(Source material begins)
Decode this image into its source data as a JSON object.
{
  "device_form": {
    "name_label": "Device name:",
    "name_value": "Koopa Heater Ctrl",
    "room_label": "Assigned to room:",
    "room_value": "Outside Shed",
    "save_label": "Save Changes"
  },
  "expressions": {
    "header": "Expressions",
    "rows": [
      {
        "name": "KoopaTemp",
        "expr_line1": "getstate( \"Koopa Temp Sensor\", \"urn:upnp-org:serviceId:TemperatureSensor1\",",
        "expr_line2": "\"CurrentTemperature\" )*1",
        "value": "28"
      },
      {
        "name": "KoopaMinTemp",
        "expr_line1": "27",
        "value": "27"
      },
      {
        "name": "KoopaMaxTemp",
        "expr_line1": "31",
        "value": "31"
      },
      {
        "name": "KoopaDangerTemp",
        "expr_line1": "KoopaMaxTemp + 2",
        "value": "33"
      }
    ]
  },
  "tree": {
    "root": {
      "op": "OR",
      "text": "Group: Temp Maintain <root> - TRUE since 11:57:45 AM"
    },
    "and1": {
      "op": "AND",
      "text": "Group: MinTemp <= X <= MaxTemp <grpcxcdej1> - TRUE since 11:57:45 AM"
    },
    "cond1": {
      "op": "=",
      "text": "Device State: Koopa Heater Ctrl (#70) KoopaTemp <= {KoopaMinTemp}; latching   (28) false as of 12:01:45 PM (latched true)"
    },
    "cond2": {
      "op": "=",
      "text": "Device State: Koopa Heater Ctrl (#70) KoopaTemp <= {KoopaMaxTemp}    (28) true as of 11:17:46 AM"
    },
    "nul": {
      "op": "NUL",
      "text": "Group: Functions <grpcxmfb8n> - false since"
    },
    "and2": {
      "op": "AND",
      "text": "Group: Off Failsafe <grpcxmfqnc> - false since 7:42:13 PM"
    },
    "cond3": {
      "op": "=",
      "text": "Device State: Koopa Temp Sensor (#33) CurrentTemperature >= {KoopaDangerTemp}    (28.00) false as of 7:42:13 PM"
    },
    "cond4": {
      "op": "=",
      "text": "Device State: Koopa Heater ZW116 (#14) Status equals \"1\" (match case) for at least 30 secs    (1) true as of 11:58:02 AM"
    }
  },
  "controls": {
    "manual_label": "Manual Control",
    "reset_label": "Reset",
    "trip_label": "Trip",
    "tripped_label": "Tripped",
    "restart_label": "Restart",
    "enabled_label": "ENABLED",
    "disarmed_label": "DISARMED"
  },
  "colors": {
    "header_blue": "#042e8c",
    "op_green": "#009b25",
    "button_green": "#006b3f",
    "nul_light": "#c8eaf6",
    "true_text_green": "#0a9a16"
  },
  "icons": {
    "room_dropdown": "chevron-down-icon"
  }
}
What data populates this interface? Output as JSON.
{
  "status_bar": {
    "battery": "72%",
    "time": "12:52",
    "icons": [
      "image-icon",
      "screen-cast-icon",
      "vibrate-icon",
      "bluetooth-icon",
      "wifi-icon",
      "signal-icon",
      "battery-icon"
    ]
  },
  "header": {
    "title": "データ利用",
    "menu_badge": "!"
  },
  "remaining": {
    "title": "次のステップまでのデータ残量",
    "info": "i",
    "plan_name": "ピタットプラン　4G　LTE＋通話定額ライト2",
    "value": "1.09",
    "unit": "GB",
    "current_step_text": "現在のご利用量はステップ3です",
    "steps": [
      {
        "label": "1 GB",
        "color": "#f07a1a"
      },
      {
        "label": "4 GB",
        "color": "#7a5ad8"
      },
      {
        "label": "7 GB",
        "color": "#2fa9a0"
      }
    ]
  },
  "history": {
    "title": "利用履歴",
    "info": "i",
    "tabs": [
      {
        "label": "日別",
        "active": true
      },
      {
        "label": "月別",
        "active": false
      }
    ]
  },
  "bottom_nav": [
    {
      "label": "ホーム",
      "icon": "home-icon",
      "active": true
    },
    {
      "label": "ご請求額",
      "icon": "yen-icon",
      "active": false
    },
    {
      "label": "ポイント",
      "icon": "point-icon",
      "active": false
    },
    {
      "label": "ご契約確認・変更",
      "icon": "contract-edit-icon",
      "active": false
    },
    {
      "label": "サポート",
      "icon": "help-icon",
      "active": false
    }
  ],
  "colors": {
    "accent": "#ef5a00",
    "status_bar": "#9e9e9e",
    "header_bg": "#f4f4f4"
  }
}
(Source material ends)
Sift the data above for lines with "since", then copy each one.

      "text": "Group: Temp Maintain <root> - TRUE since 11:57:45 AM"
      "text": "Group: MinTemp <= X <= MaxTemp <grpcxcdej1> - TRUE since 11:57:45 AM"
      "text": "Group: Functions <grpcxmfb8n> - false since"
      "text": "Group: Off Failsafe <grpcxmfqnc> - false since 7:42:13 PM"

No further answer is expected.